What the task asks -
List all lines in the material below that contain "name".

(Beginning of Extracted data)

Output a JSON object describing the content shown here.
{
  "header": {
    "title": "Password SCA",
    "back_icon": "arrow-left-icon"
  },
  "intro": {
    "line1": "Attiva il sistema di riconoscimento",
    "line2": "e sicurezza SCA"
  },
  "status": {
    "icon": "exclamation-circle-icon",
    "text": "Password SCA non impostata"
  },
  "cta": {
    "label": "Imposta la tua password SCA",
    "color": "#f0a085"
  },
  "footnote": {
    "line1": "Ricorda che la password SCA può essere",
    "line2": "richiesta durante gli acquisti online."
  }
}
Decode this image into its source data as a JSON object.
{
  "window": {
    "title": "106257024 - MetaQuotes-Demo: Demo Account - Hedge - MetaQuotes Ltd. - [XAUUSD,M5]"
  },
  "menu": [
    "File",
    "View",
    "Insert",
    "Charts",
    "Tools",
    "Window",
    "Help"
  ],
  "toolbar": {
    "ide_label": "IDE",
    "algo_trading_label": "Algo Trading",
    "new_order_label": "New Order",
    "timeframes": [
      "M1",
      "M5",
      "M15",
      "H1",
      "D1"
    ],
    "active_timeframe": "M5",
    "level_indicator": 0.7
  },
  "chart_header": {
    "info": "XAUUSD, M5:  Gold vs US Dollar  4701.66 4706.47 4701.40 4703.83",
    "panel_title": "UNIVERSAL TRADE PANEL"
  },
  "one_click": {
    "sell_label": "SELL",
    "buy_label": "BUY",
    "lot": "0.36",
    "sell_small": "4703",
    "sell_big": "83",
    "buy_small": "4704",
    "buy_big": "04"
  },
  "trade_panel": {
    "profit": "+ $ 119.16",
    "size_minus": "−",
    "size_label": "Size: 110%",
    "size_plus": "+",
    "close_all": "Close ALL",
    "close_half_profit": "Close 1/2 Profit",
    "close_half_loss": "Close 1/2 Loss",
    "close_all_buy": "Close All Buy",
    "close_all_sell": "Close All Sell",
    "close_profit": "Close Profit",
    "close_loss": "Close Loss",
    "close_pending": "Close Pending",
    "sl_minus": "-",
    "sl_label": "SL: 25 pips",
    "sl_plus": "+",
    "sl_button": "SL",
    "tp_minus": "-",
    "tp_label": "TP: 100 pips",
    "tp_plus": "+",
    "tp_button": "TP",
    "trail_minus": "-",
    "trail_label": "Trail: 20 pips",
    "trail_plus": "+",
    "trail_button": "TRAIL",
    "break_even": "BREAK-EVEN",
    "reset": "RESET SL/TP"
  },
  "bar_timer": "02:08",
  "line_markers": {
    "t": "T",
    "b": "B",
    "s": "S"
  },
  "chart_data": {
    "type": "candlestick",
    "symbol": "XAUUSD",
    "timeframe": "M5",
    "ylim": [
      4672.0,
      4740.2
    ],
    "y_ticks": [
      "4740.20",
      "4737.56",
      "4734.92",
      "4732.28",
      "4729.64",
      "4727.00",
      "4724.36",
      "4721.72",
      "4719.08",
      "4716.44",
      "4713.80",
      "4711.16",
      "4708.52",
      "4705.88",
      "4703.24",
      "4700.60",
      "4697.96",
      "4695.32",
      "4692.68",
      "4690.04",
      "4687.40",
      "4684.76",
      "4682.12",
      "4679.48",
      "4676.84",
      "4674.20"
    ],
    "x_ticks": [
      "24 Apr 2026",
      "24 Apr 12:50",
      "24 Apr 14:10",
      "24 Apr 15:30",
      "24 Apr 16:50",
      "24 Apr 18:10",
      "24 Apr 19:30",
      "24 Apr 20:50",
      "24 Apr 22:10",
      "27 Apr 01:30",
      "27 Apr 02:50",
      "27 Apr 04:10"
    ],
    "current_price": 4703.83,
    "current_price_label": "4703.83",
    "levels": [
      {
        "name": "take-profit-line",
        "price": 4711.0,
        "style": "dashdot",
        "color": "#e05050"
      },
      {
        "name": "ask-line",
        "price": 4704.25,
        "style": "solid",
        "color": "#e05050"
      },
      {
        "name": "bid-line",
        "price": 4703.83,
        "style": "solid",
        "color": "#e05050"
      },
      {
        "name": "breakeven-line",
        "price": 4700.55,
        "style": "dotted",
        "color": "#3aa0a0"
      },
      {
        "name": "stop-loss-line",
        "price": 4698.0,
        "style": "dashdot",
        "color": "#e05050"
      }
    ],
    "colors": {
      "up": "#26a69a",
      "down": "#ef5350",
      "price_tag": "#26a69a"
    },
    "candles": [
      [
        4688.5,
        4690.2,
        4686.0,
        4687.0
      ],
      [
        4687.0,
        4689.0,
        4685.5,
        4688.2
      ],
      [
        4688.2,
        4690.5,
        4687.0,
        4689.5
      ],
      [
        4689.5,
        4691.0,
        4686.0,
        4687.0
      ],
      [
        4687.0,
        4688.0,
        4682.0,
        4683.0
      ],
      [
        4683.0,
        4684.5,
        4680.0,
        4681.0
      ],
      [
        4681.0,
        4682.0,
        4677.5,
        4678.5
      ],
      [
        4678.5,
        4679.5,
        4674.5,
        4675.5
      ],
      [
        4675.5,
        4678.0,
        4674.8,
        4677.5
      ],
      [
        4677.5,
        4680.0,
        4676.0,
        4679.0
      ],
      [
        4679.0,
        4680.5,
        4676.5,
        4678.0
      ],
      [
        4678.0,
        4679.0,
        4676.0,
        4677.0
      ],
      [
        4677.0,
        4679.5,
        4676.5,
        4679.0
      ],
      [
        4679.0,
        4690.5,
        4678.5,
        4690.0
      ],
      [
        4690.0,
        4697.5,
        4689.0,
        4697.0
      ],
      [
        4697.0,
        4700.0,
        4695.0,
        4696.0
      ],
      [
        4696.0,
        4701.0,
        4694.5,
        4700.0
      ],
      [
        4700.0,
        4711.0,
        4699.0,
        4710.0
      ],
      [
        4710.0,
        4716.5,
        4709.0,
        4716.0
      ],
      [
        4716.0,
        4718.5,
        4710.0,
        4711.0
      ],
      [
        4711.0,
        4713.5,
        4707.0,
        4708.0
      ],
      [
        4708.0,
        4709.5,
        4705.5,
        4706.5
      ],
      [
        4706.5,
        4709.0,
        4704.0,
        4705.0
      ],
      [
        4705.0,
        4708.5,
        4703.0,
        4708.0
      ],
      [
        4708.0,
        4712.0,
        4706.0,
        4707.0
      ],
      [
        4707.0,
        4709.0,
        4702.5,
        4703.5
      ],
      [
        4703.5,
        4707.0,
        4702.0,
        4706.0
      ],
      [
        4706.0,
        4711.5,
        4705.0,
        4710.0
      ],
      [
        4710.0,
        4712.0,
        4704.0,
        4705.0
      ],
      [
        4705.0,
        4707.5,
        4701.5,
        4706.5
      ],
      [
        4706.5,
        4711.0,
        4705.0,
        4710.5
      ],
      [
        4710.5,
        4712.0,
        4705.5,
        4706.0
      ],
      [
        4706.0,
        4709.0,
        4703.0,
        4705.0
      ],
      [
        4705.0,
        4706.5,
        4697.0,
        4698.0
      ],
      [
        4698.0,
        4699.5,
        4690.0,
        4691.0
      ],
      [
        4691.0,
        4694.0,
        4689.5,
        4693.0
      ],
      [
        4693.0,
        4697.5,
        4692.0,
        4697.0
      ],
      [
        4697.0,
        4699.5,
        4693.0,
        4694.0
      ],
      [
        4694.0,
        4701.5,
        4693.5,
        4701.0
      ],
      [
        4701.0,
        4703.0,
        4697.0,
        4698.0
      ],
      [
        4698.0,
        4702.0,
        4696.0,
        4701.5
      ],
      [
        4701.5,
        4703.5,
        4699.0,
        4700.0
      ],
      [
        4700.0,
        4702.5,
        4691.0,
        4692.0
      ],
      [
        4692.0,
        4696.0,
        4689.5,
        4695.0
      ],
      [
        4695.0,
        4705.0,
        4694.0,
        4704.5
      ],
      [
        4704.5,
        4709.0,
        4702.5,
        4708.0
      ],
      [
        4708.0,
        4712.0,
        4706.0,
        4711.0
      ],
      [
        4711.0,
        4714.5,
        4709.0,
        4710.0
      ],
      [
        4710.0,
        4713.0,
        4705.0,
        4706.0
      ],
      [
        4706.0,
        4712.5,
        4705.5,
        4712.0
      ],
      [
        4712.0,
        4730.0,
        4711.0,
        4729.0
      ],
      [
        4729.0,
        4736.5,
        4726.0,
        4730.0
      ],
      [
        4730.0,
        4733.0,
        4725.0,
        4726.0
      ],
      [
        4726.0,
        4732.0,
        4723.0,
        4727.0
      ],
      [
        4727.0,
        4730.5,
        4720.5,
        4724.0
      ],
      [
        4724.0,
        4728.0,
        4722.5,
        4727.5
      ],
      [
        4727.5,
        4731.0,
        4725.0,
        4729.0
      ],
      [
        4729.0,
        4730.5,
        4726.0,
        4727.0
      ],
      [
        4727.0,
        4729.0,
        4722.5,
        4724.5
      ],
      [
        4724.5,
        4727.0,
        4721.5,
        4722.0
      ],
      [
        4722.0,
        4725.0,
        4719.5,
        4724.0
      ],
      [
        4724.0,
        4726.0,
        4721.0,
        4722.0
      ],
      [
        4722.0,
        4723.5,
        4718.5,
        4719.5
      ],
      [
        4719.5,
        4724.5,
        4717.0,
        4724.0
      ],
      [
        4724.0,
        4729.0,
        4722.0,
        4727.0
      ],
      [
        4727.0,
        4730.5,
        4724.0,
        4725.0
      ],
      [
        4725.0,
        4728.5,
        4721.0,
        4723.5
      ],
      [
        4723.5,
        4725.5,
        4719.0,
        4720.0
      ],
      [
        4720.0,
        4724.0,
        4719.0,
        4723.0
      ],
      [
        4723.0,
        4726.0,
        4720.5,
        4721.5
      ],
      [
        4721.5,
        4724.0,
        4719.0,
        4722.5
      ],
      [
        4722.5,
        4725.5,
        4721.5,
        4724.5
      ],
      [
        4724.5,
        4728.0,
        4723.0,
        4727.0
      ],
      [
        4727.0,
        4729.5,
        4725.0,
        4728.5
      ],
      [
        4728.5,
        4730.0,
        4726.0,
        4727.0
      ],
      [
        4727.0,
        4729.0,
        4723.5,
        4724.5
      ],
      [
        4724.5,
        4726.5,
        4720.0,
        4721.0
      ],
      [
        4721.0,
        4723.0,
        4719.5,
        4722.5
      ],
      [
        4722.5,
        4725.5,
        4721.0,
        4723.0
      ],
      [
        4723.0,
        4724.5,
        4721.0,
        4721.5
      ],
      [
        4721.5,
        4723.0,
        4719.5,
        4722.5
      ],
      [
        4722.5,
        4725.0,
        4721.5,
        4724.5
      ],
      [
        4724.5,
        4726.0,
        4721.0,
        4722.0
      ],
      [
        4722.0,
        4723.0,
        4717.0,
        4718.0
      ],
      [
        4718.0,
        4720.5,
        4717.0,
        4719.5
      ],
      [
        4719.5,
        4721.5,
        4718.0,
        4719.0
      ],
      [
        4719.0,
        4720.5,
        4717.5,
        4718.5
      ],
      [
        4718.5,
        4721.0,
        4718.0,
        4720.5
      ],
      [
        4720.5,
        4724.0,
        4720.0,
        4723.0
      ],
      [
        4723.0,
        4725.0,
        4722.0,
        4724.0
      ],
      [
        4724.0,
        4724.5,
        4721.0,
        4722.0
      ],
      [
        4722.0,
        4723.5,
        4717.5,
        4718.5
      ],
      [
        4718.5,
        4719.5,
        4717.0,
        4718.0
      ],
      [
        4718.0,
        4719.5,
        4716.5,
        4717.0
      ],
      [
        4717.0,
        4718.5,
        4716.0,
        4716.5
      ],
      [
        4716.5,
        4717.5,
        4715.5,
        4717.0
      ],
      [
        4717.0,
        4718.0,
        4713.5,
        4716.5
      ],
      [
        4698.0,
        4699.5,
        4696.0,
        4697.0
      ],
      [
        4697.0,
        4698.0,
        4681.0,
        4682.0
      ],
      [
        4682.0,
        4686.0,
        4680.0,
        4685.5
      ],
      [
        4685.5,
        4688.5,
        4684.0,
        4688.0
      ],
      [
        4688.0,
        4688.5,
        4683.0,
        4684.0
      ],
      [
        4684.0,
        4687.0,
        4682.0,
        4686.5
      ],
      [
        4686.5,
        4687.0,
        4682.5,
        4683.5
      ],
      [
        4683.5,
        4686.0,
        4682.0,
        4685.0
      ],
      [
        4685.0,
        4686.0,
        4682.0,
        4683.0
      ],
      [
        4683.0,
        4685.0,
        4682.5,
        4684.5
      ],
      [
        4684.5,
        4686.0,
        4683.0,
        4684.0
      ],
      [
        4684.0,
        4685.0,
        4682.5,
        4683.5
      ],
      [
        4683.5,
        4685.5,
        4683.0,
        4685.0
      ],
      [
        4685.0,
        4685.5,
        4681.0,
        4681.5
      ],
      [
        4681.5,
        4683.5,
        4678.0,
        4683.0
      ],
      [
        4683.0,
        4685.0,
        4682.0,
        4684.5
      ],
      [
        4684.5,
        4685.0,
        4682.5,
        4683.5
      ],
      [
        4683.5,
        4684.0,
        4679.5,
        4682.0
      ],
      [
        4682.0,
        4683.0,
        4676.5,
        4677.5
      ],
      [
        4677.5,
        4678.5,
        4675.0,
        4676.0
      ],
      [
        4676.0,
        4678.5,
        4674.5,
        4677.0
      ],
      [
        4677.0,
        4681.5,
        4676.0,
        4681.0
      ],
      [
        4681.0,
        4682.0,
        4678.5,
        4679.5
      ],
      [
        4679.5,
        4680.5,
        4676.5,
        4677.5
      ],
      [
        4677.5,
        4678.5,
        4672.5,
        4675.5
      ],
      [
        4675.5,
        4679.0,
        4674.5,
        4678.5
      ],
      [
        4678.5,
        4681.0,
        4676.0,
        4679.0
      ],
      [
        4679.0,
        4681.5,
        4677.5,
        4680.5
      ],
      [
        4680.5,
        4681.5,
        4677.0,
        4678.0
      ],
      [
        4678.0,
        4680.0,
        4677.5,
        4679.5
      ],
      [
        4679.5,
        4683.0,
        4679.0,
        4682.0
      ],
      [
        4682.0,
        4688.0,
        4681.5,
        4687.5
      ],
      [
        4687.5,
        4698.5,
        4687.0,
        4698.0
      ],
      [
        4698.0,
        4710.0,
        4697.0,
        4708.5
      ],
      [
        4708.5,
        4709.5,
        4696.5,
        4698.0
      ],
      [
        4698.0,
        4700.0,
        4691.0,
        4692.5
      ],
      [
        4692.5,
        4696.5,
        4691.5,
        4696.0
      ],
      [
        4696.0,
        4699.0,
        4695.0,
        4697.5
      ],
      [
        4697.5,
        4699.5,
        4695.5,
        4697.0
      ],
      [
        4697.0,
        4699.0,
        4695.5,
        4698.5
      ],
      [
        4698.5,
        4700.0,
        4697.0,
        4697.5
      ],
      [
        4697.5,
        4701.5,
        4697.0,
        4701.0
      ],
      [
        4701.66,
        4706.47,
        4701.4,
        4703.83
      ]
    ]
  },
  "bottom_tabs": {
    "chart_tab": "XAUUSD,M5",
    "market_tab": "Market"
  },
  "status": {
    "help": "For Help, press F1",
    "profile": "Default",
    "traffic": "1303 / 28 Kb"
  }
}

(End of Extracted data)

Exercise output -
        "name": "take-profit-line",
        "name": "ask-line",
        "name": "bid-line",
        "name": "breakeven-line",
        "name": "stop-loss-line",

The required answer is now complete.